A few weeks ago something dire happened. For no apparent reason, some distant memory was triggered by some unknown stimulus, and I realized if I let myself, I could hear Bach's Toccata and Fugue in D Minor in my head. - If that name doesn't ring a bell, think back to Captian Nemo's organ playing in 20,000 Leagues Under the Sea, and you'll know what I'm talking about. - While for some this might sound like a worthy skill, for me it's a like a bad flashback. My brain quite literally came into existence to that music. Live. On the Organ. At home. All the time. By the time I was 8, it had become a threat, a quick jump by my father to the organ bench, hands poised, "Clean your room now, or else..." - My husband was forced to clean to Disco. It produces similar childhood trauma, the result of which leaves us in constant need of a housekeeper.

Imagination Bodies Forth
I get asked a lot of questions about my background, how I got into metalsmithing, was my family artistic, and so on. I've let slip more than once that I grew up in a musical household, where the "3 B's" were Bach, Beethoven, and Brubeck. 

I've talked often about the Brubeck part, but I've never disclosed much of the Bach side. Beethoven...there was a music box in my room that played a chimy version of Patetique. I can remember screaming from my baby bed for the baby sitter to reach an arm around the door and pull the string for the fifth time. I must have been about 2. Moonlight Sonata is humanity at it's most sublime. For me, Beethoven just is.

Bach on the other hand is tough. I love Bach...for strings...and strings alone. Yo Yo Ma or Joshua Bell playing Bach, and I could just about forget that humans are usually a fear based war loving sort that frequently lack logic or compassion. Bach for organ...that's another story. Not a pretty one. I like crazy circus or movie theater Whirlitzers or a funky solo on a Moog from the 1960's or 70's. Pipe organs, however, are a no go. I listened to too many of them live as a kid.
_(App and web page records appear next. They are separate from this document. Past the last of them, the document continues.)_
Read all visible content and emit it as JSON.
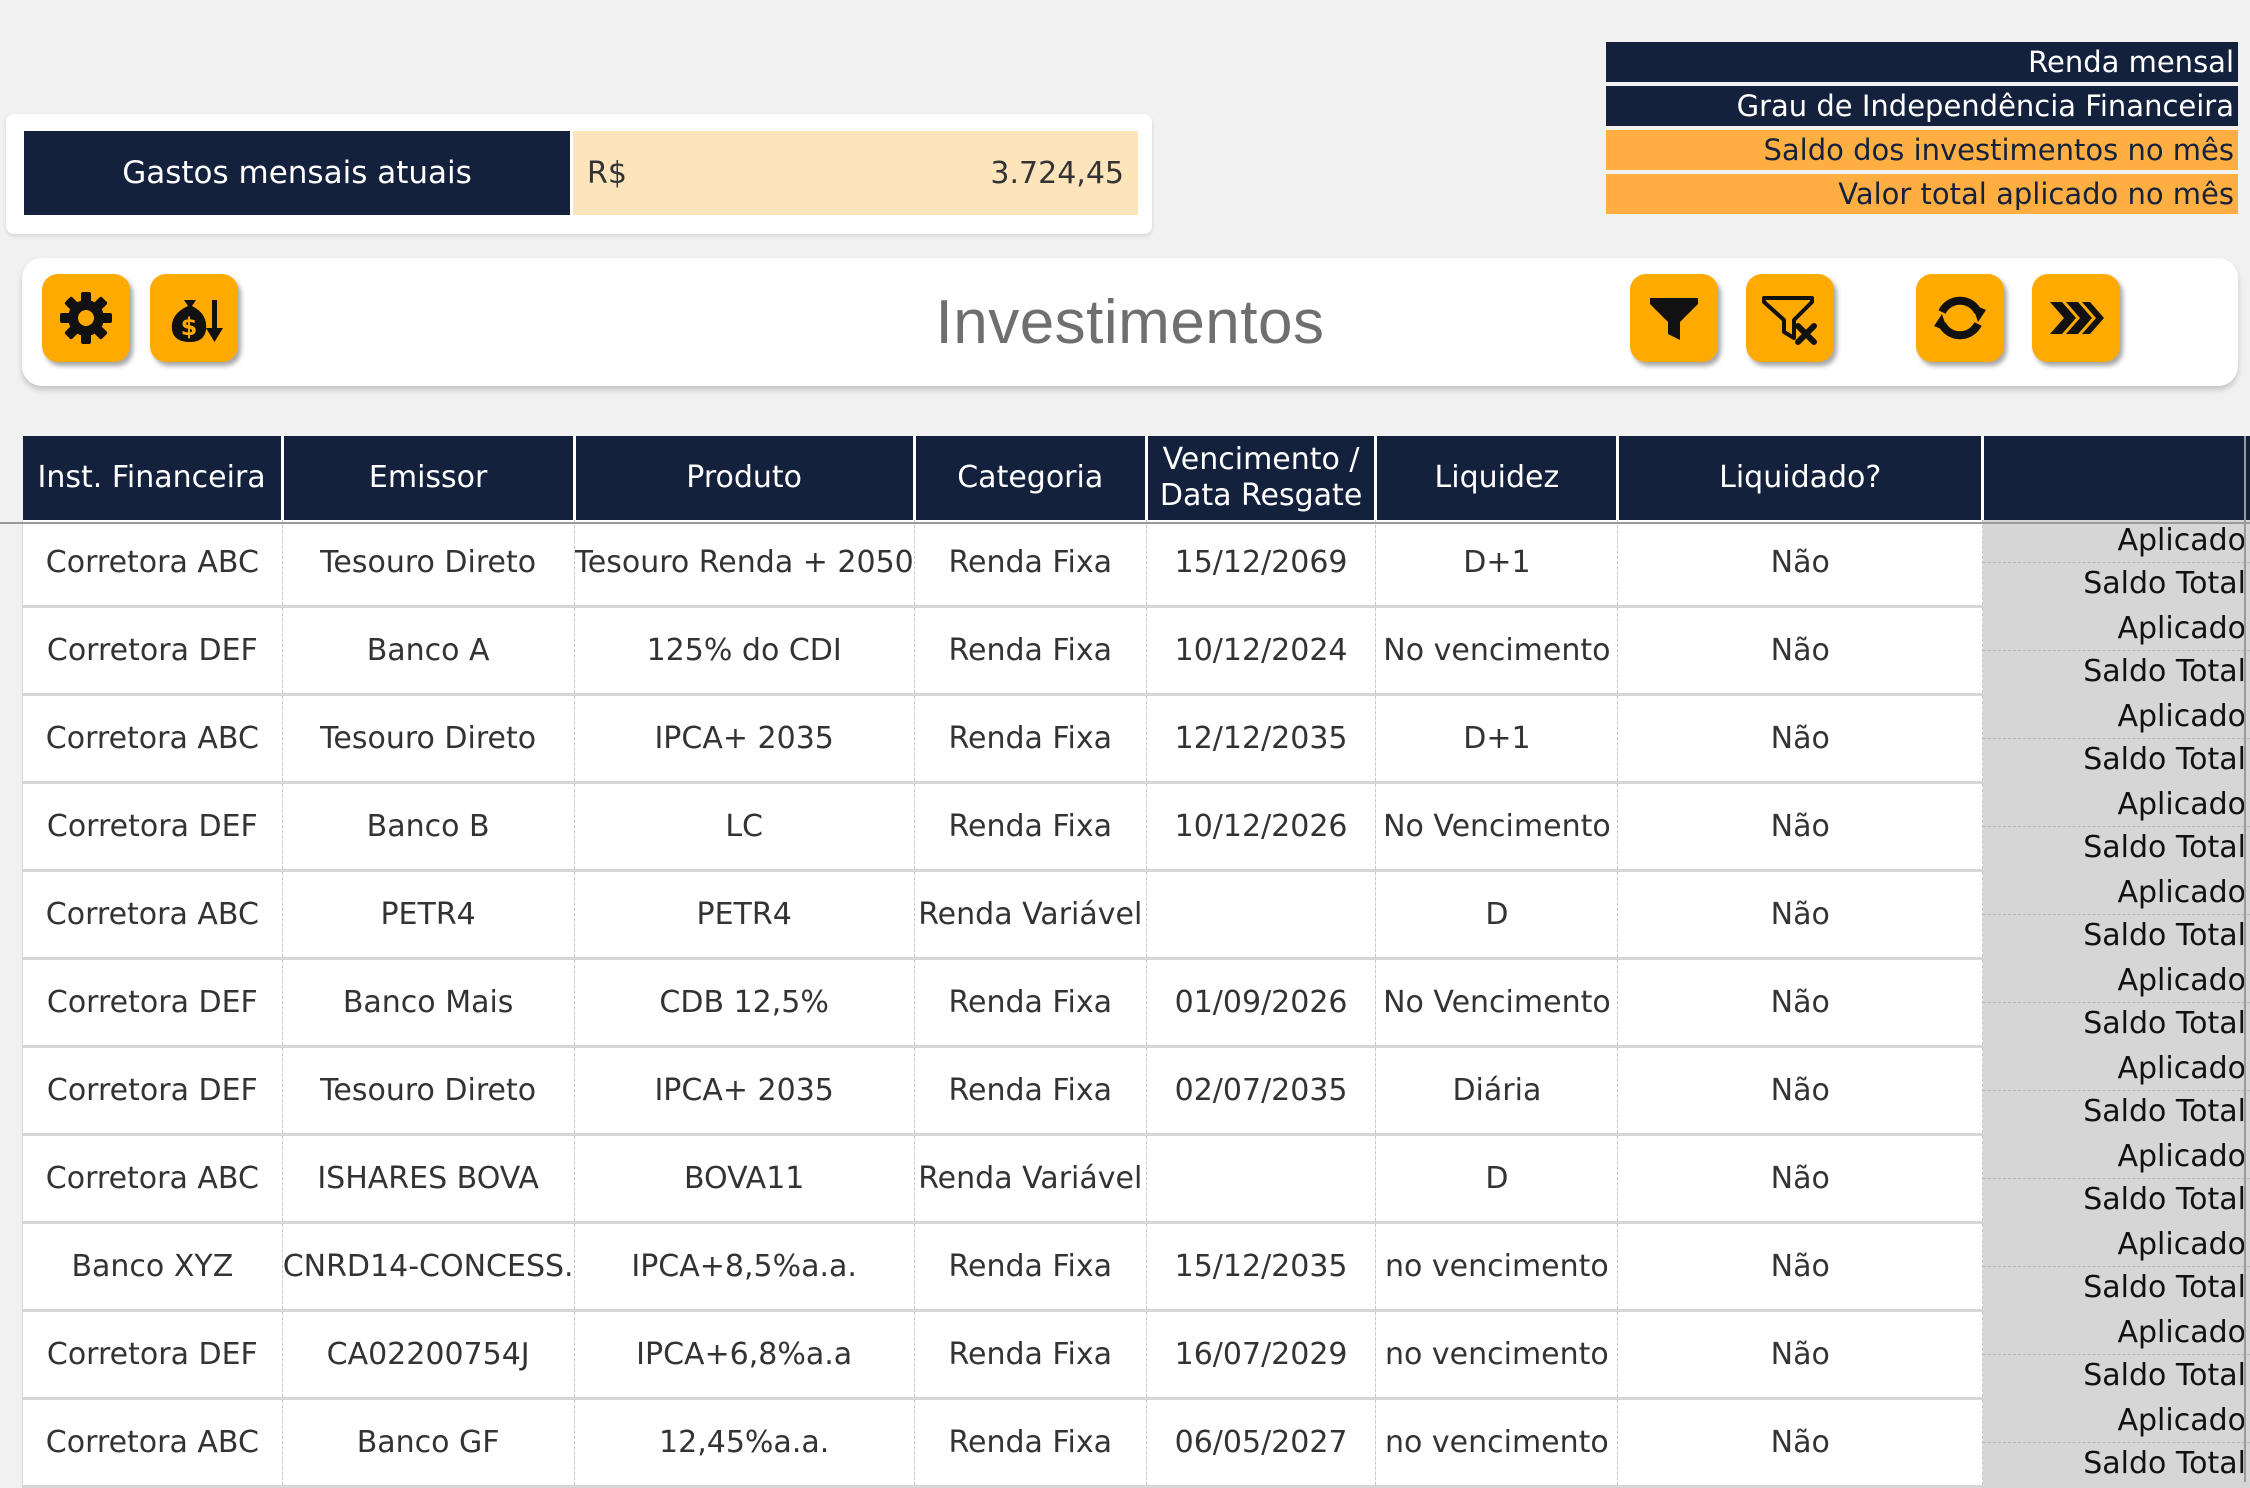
{
  "gastos": {
    "label": "Gastos mensais atuais",
    "currency": "R$",
    "value": "3.724,45"
  },
  "summary": [
    {
      "label": "Renda mensal",
      "style": "dark"
    },
    {
      "label": "Grau de Independência Financeira",
      "style": "dark"
    },
    {
      "label": "Saldo dos investimentos no mês",
      "style": "orange"
    },
    {
      "label": "Valor total aplicado no mês",
      "style": "orange"
    }
  ],
  "toolbar": {
    "title": "Investimentos",
    "buttons": [
      {
        "icon": "gear-icon"
      },
      {
        "icon": "money-bag-down-icon"
      },
      {
        "icon": "filter-icon"
      },
      {
        "icon": "clear-filter-icon"
      },
      {
        "icon": "refresh-icon"
      },
      {
        "icon": "fast-forward-icon"
      }
    ]
  },
  "colors": {
    "navy": "#14213d",
    "orange": "#ffaa00",
    "light_orange": "#fde4bb",
    "side_gray": "#d6d6d6"
  },
  "table": {
    "headers": [
      "Inst. Financeira",
      "Emissor",
      "Produto",
      "Categoria",
      "Vencimento / Data Resgate",
      "Liquidez",
      "Liquidado?",
      ""
    ],
    "side_labels": {
      "top": "Aplicado",
      "bottom": "Saldo Total"
    },
    "rows": [
      [
        "Corretora ABC",
        "Tesouro Direto",
        "Tesouro Renda + 2050",
        "Renda Fixa",
        "15/12/2069",
        "D+1",
        "Não"
      ],
      [
        "Corretora DEF",
        "Banco A",
        "125% do CDI",
        "Renda Fixa",
        "10/12/2024",
        "No vencimento",
        "Não"
      ],
      [
        "Corretora ABC",
        "Tesouro Direto",
        "IPCA+ 2035",
        "Renda Fixa",
        "12/12/2035",
        "D+1",
        "Não"
      ],
      [
        "Corretora DEF",
        "Banco B",
        "LC",
        "Renda Fixa",
        "10/12/2026",
        "No Vencimento",
        "Não"
      ],
      [
        "Corretora ABC",
        "PETR4",
        "PETR4",
        "Renda Variável",
        "",
        "D",
        "Não"
      ],
      [
        "Corretora DEF",
        "Banco Mais",
        "CDB 12,5%",
        "Renda Fixa",
        "01/09/2026",
        "No Vencimento",
        "Não"
      ],
      [
        "Corretora DEF",
        "Tesouro Direto",
        "IPCA+ 2035",
        "Renda Fixa",
        "02/07/2035",
        "Diária",
        "Não"
      ],
      [
        "Corretora ABC",
        "ISHARES BOVA",
        "BOVA11",
        "Renda Variável",
        "",
        "D",
        "Não"
      ],
      [
        "Banco XYZ",
        "CNRD14-CONCESS.",
        "IPCA+8,5%a.a.",
        "Renda Fixa",
        "15/12/2035",
        "no vencimento",
        "Não"
      ],
      [
        "Corretora DEF",
        "CA02200754J",
        "IPCA+6,8%a.a",
        "Renda Fixa",
        "16/07/2029",
        "no vencimento",
        "Não"
      ],
      [
        "Corretora ABC",
        "Banco GF",
        "12,45%a.a.",
        "Renda Fixa",
        "06/05/2027",
        "no vencimento",
        "Não"
      ]
    ]
  }
}
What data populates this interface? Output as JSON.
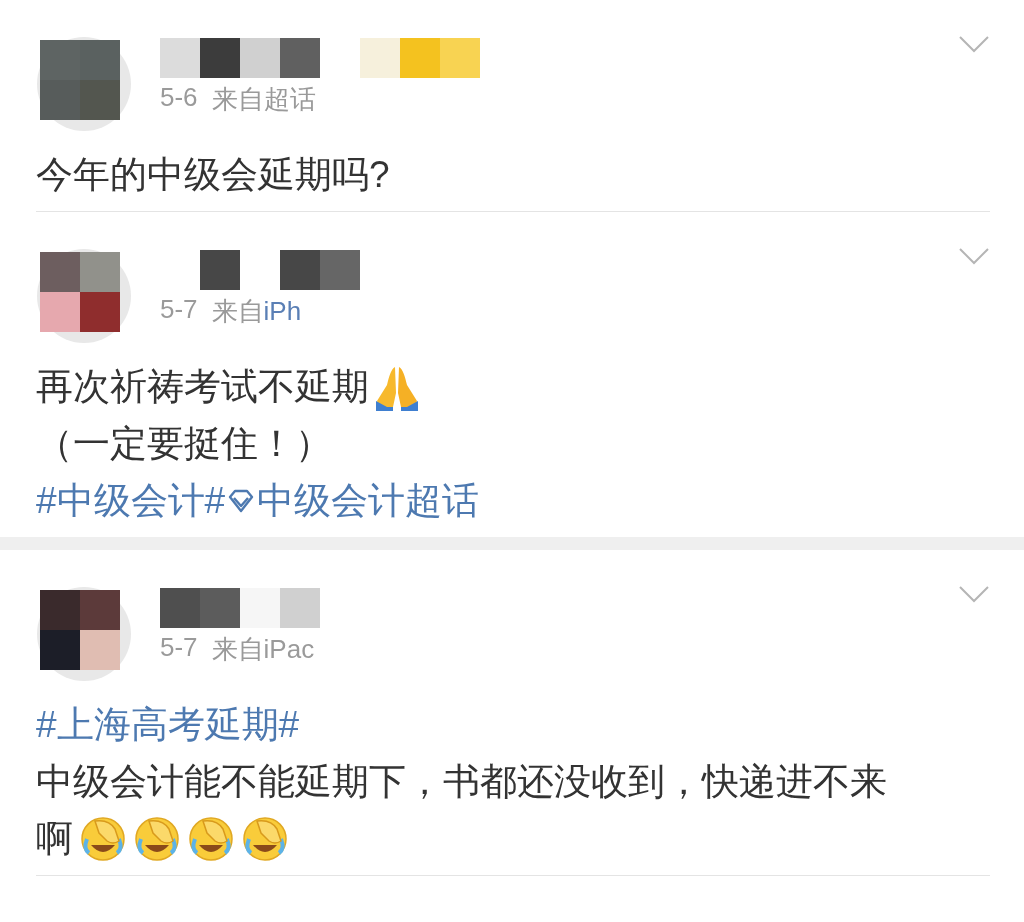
{
  "posts": [
    {
      "date": "5-6",
      "via": "来自",
      "source": "超话",
      "source_link": false,
      "lines": [
        [
          {
            "kind": "text",
            "text": "今年的中级会延期吗?"
          }
        ]
      ],
      "section_end": false
    },
    {
      "date": "5-7",
      "via": "来自",
      "source": "iPh",
      "source_link": true,
      "lines": [
        [
          {
            "kind": "text",
            "text": "再次祈祷考试不延期"
          },
          {
            "kind": "pray"
          }
        ],
        [
          {
            "kind": "text",
            "text": "（一定要挺住！）"
          }
        ],
        [
          {
            "kind": "topic",
            "text": "#中级会计#"
          },
          {
            "kind": "supertopic",
            "text": "中级会计超话"
          }
        ]
      ],
      "section_end": true
    },
    {
      "date": "5-7",
      "via": "来自",
      "source": "iPac",
      "source_link": false,
      "lines": [
        [
          {
            "kind": "topic",
            "text": "#上海高考延期#"
          }
        ],
        [
          {
            "kind": "text",
            "text": "中级会计能不能延期下，书都还没收到，快递进不来"
          }
        ],
        [
          {
            "kind": "text",
            "text": "啊"
          },
          {
            "kind": "facepalm"
          },
          {
            "kind": "facepalm"
          },
          {
            "kind": "facepalm"
          },
          {
            "kind": "facepalm"
          }
        ]
      ],
      "section_end": false
    }
  ]
}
Like people who've had one too many drinks and will go raving mad if they take another, or Inspector Clueseau's boss who devolves into nervous ticks at the mere mention of Peter Seller's famous clumsy character, the sound of a church organ, and I start seeing the benefit of a solitary padded room and meals slid under the door.

Imagination Bodies Forth
(pages 1-2)

But a few days after I realized I still knew Toccata and Fugue in D Minor by heart (in my head, not to play, you understand), I suddenly understood that my work is forever shaped by Bach's compositions. The layers, the parts that move independently or in tandem, the somewhat strange need to put mokume gane, Eastern repousse, and Russian filigree into the same piece, this increasingly complex design agenda of mine is not simply because I have the chops to pull it off. It's because, as lovely as a simple melody can be, it's never enough to consume and fulfill my brain that is so hard wired for counterpoint.

Portrait of Skyler
colored pencil on deerskin vellum
(Creating this portrait gave me the idea for
the repousse bound book.)
Most people have to choose whether to go deeper or wider in their life's work. I always end up doing both. Some days the stress of doing so feels like I will follow in paternal DNA patterns and blow out at a young age (that side of the family is super smart but unfortunately also charter members of the Heart Attack or Stroke by 50 Club). Realizing that what is engaging, mesmerizing actually, about fugues, that they epitomize simultaneously going both deeper and wider with an idea, might just have provided me with the sanity of acceptance. One idea, one motif, turned on its head, played at the same time, over and over, layer upon layer, all together, at once. Bach was onto something. Maybe, so am I.